Programming With A Loaded Gun To My Head
Here, hold this.
I stared at the pistol that my friend Dave had just handed me. It was a loaded Glock 9mm. This pair programming session was not starting out the way I had expected.
When I was 16 years old, my mother started a CPA business in our living room. After a career in state government and several other white collar jobs, mom had gone back to school and studied accounting. After successfully passing the CPA exam, she hung out her shingle and started Bliss CPA. As a small business owner, it wasn’t just mom who was working. All of us kids also got to share in the joys and pains that are a business startup.
I remember spending hours doing bookkeeping. This was in the early days of computers. I used a spreadsheet program to painstakingly input the transaction information for a client’s ledger sheets and then check to make sure that column A equaled column B. Often it was income vs expenses. The worst experience was when the two columns were off. If they were off by an even amount, say $1.50, you would look for an entry that was half that number. Did a $0.75 charge get put into the income column instead of the expense column? Then, it was a careful review of every.single.line. . .looking for the missing entry.
But, even worse than an even numbered mismatch was an odd number. The columns had to match exactly. Being off by $0.01 meant that I had to look at every entry in both columns to figure out if I had mistyped an entry. It was excruciatingly painful. I often thought,
I will just PAY the stupid penny out of my own pocket if it means I don’t have to go over this list one more time.
I learned two things. First, I learned to pay careful attention to detail. Second, and more importantly, I learned I never wanted to be an accountant. (My brother eventually bought the firm and it’s now Bliss & Skeen CPA.)
I studied programming in college. I discovered that, for me, programming is very much like accounting. I can do it, but it’s not something that comes easily to me. Recently, I decided to take a programming class as part of a continuing education program I’m working on. My friend David Brady, is a brilliant programmer. I asked him for some help.
Understand, I wrote the program first by myself. I created the classes. (The code is in Java.) I built my data models. I created my test cases and worked on formatting my output. I would say, I was 80% of the way there. I asked Dave to help me push it over the finish line.
Dave is a big fan of the Agile programming method. Agile involves many aspects, but one of the most unique is “pair programming.” In pair programming, both developers sit at a single keyboard and look at the same code base.

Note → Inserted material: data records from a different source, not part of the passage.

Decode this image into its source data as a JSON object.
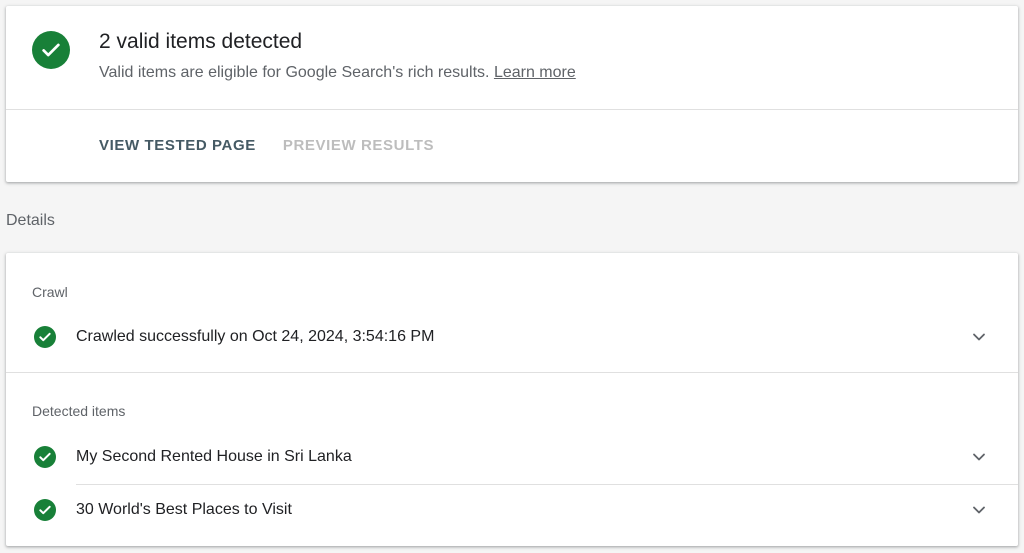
{
  "summary": {
    "title": "2 valid items detected",
    "subtitle": "Valid items are eligible for Google Search's rich results.",
    "learn_more": "Learn more",
    "actions": {
      "view_tested_page": "VIEW TESTED PAGE",
      "preview_results": "PREVIEW RESULTS"
    }
  },
  "details_heading": "Details",
  "crawl": {
    "label": "Crawl",
    "status": "Crawled successfully on Oct 24, 2024, 3:54:16 PM"
  },
  "detected": {
    "label": "Detected items",
    "items": [
      {
        "label": "My Second Rented House in Sri Lanka"
      },
      {
        "label": "30 World's Best Places to Visit"
      }
    ]
  },
  "colors": {
    "success": "#188038",
    "primary_action": "#455a64",
    "disabled_action": "#bdbdbd"
  },
  "icons": {
    "check": "check-circle-icon",
    "expand": "chevron-down-icon"
  }
}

This being 2016, we actually were using Dropbox to share the codebase and making realtime updates from two locations. But, those two locations were both in his home office. And that’s where the gun came in.
I had just finished explaining to Dave what the program needed to accomplish. This is included in a document called the Design Specification. It’s not a complicated program, but since it is for a training class, the grading criteria, called the testing rubric, is pretty specific. I had just finished with my explanation when Dave handed me his pistol.
What’s this for?
I just wanted to test the hypothesis that I would rather hand you a loaded gun than help you write code.
Okay. . .
Think about it, your friends might SAY they’d rather hand you a loaded gun than help you. But, they are just speculating. I have empirical evidence.
(No programmers were injured in the writing of this article. . .and I passed my class. Thanks Dave.)
Rodney M Bliss is an author, columnist and IT Consultant. His blog updates every weekday. He lives in Pleasant Grove, UT with his lovely wife, thirteen children and grandchildren.
(c) 2016 Rodney M Bliss, all rights reserved